I learned after much sorrow that my attitude could change my bad times into good times. This is what the Lord has taught me...it is much better to go through hardship with a good attitude :-)


Sonja Goodson said...

Heck if I know either! What I DO know is that the real stuff is not money based... like Kim said 'I've been rich & I've been poor, rich is better', but true peace is not based on either one. If I feel rich, I still have trials, and when I feel poor, I still own the cattle on 1000 hills, cuz He is my Father. :)

Patrinas Pencil said...

i needed this today! Thank you for sharing.

Auntie Cake said...

This very post has been on my mind a lot lately. Maybe it's been the storms, or my kids going to mission trips to Honduras, either way, I just keep trying to be thankful and content with all that is going on around me. If I get in a jam or a crabby mood, I just keep thinking, "This is such a first world problem." It helps keep me in perspective. I may not have what the Jones' have, but my cup runneth over.

Have a great week!

Rachel said...

You say it so well.

I've wondered myself.

And I keep going back to my motto for the past few years, "don't waste the hard stuff".

Because God surely has some beauty inside those difficult times. Blessings unlocked by perseverance.

And someday... it'll all make sense. Those buckets of blessings and hayfields of sorrow. And how they were assigned.

Again, so well written. Thank you

Lana Manis said...

Dear Lea, I never come for a visit without taking away something of value. I don't know the reason either, why some have and some have not, why some suffer so much and some live a life of seemingly endless blessings. But I do know that regardless of our circumstance, we can have joy, peace, and happiness in Him. Of that I am sure.

Darcie said...

This post made me think of a line of a hymn..."joy and sorrow interwoven, love in all I see". Thought provoking post.

Joan Elizabeth said...

Psalm 112, the one I have reached this week in my blog, dovetails beautifully with your thoughts.

Thistle Cove Farm said...

Lea, I've got to tell you, I'm weary of being nourishment for other people. Yet I choose to trust Him; I choose to stay true to Him. His ways are not my ways and He knows best. I choose to believe. I'm ready for a change, God willing.

Single and Sane said...

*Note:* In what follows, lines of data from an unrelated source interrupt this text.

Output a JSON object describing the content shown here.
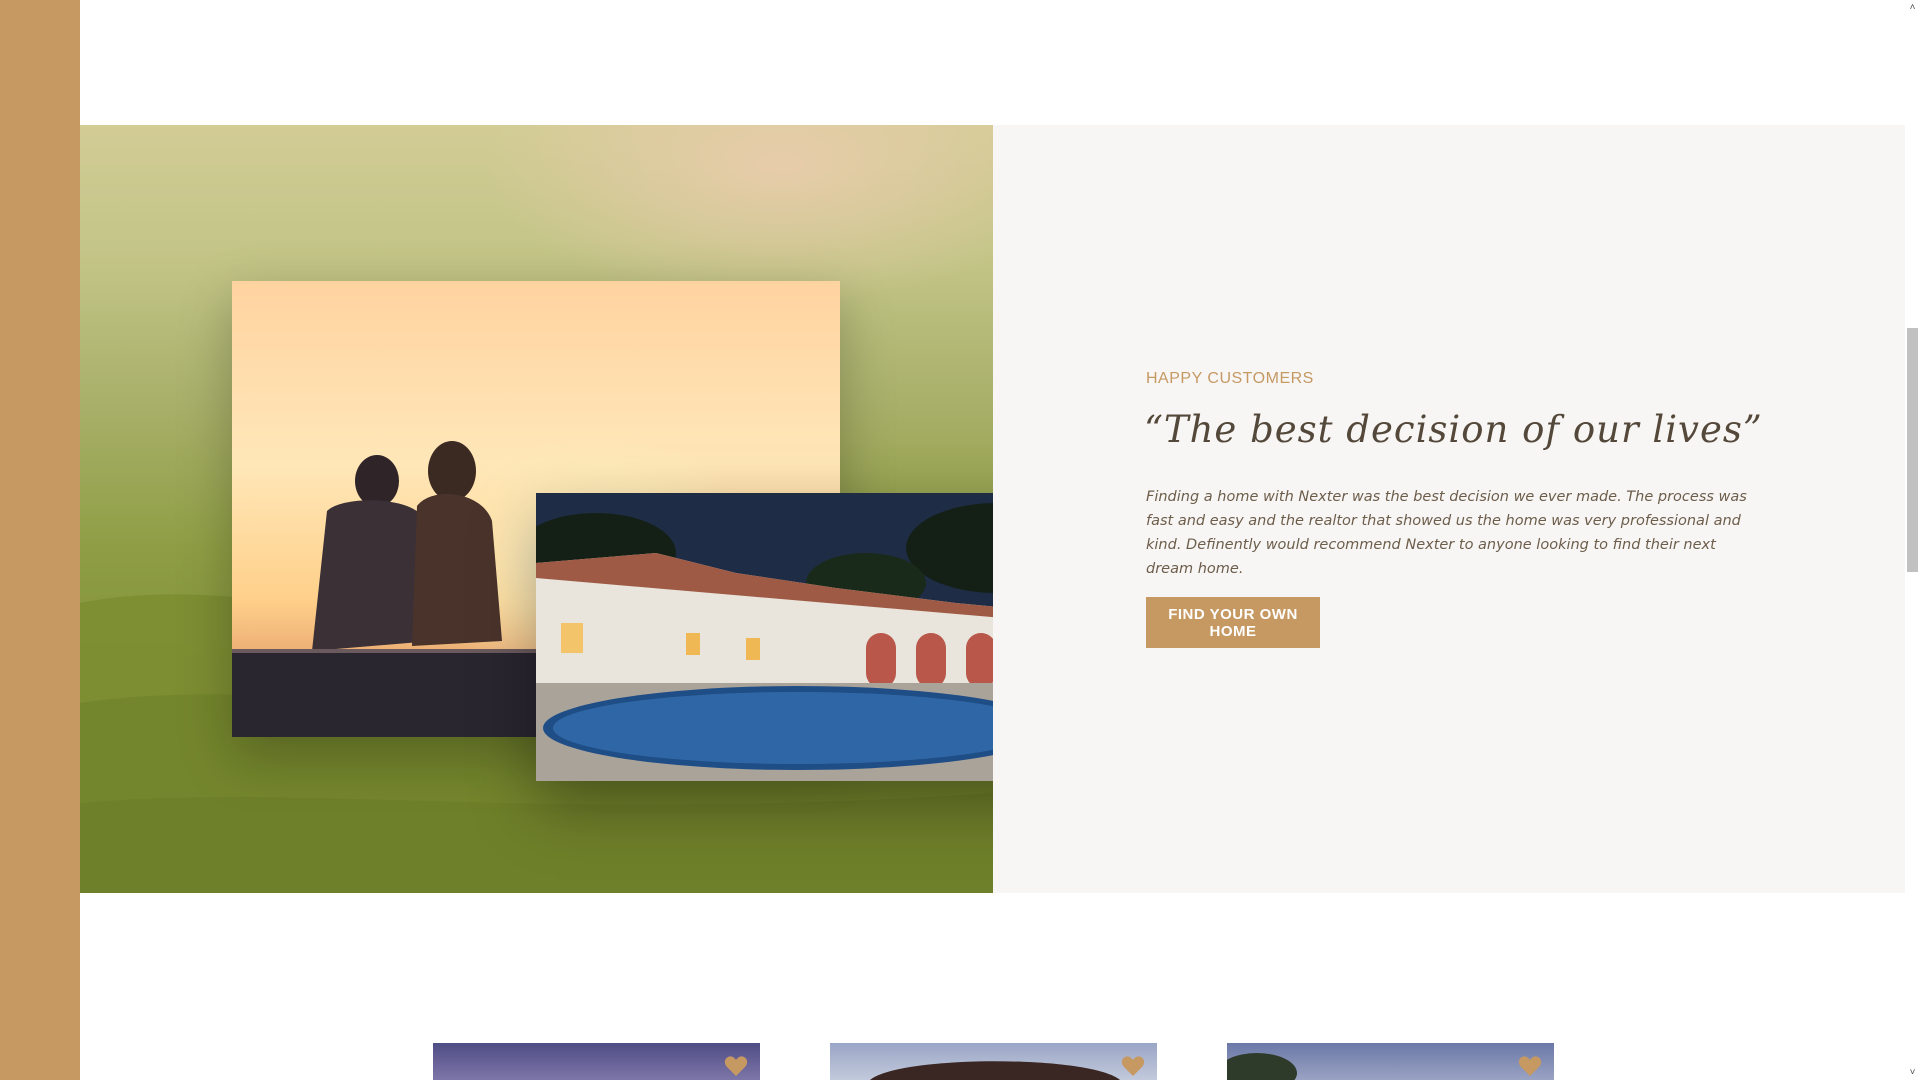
{
  "story": {
    "subheading": "HAPPY CUSTOMERS",
    "heading": "“The best decision of our lives”",
    "text": "Finding a home with Nexter was the best decision we ever made. The process was fast and easy and the realtor that showed us the home was very professional and kind. Definently would recommend Nexter to anyone looking to find their next dream home.",
    "button_label": "FIND YOUR OWN HOME"
  },
  "colors": {
    "primary": "#c69963",
    "heading": "#54483a",
    "text": "#6d5d4b",
    "background_light": "#f7f6f4"
  },
  "homes": {
    "icons": [
      "heart-icon",
      "heart-icon",
      "heart-icon"
    ]
  },
  "scrollbar": {
    "up_icon": "chevron-up-icon",
    "down_icon": "chevron-down-icon"
  }
}
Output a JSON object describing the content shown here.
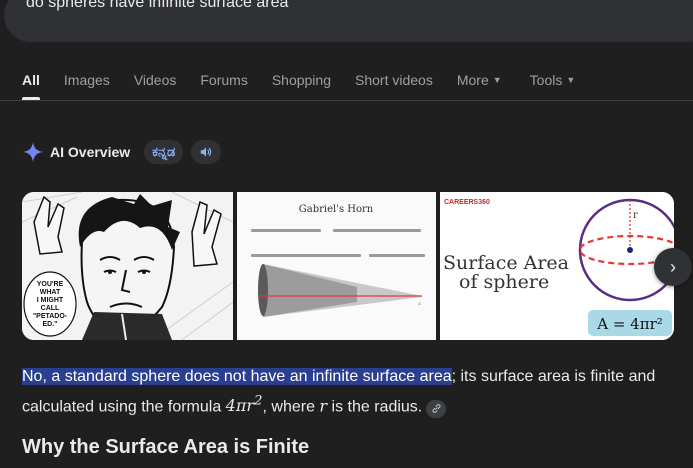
{
  "search": {
    "query": "do spheres have infinite surface area"
  },
  "tabs": {
    "all": "All",
    "images": "Images",
    "videos": "Videos",
    "forums": "Forums",
    "shopping": "Shopping",
    "short_videos": "Short videos",
    "more": "More",
    "tools": "Tools"
  },
  "ai_overview": {
    "label": "AI Overview",
    "language_chip": "ಕನ್ನಡ"
  },
  "images": {
    "manga_bubble": [
      "YOU'RE",
      "WHAT",
      "I MIGHT",
      "CALL",
      "\"PETADO-",
      "ED.\""
    ],
    "horn_title": "Gabriel's Horn",
    "careers_logo": "CAREERS360",
    "sphere_title_1": "Surface Area",
    "sphere_title_2": "of sphere",
    "sphere_r": "r",
    "sphere_formula": "A = 4πr²"
  },
  "answer": {
    "highlight": "No, a standard sphere does not have an infinite surface area",
    "rest1": "; its surface area is finite and calculated using the formula ",
    "formula": "4πr",
    "formula_sup": "2",
    "rest2": ", where ",
    "var": "r",
    "rest3": " is the radius."
  },
  "section": {
    "heading": "Why the Surface Area is Finite"
  },
  "colors": {
    "background": "#1f1f1f",
    "highlight": "#2a3f8f",
    "link": "#8ab4f8"
  }
}
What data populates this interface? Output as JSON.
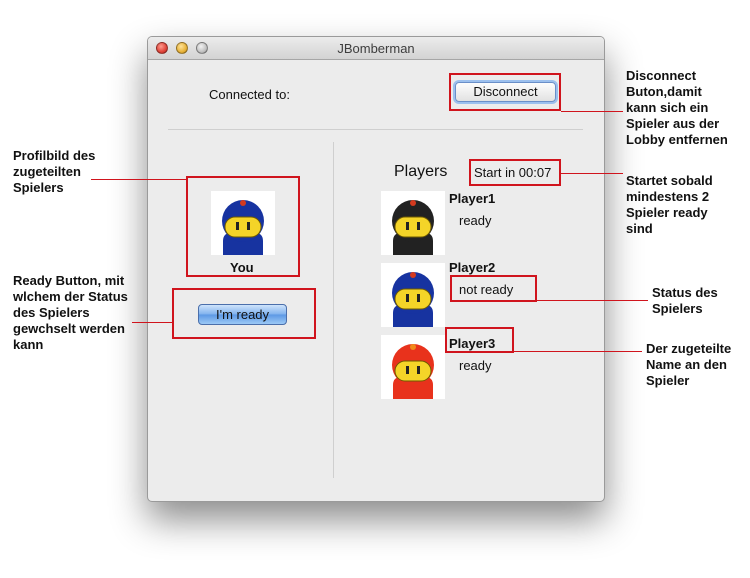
{
  "window": {
    "title": "JBomberman",
    "connected_label": "Connected to:",
    "disconnect_label": "Disconnect",
    "own_player": {
      "name": "You",
      "color": "#1733a0"
    },
    "ready_button_label": "I'm ready",
    "players_heading": "Players",
    "countdown": "Start in 00:07",
    "players": [
      {
        "name": "Player1",
        "status": "ready",
        "color": "#222222"
      },
      {
        "name": "Player2",
        "status": "not ready",
        "color": "#1733a0"
      },
      {
        "name": "Player3",
        "status": "ready",
        "color": "#e8321c"
      }
    ]
  },
  "annotations": {
    "profile_picture": [
      "Profilbild des",
      "zugeteilten",
      "Spielers"
    ],
    "ready_button": [
      "Ready Button, mit",
      "wlchem der Status",
      "des Spielers",
      "gewchselt werden",
      "kann"
    ],
    "disconnect": [
      "Disconnect",
      "Buton,damit",
      "kann sich ein",
      "Spieler aus der",
      "Lobby entfernen"
    ],
    "start_countdown": [
      "Startet sobald",
      "mindestens 2",
      "Spieler ready",
      "sind"
    ],
    "player_status": [
      "Status des",
      "Spielers"
    ],
    "player_name": [
      "Der zugeteilte",
      "Name an den",
      "Spieler"
    ]
  },
  "colors": {
    "annotation_red": "#d0141d",
    "window_bg": "#ececec"
  }
}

Well there are certainly people who have been blessed with wealth who have also experienced great sorrow, so I think the key is really learning to be content wherever we are in life. God can bless us, regardless of our circumstances, but we have to recognize the blessings might not look the way we expect. But I 'll confess to buying the occasional Powerball ticket just in case God decides to go the wealth route. ;-)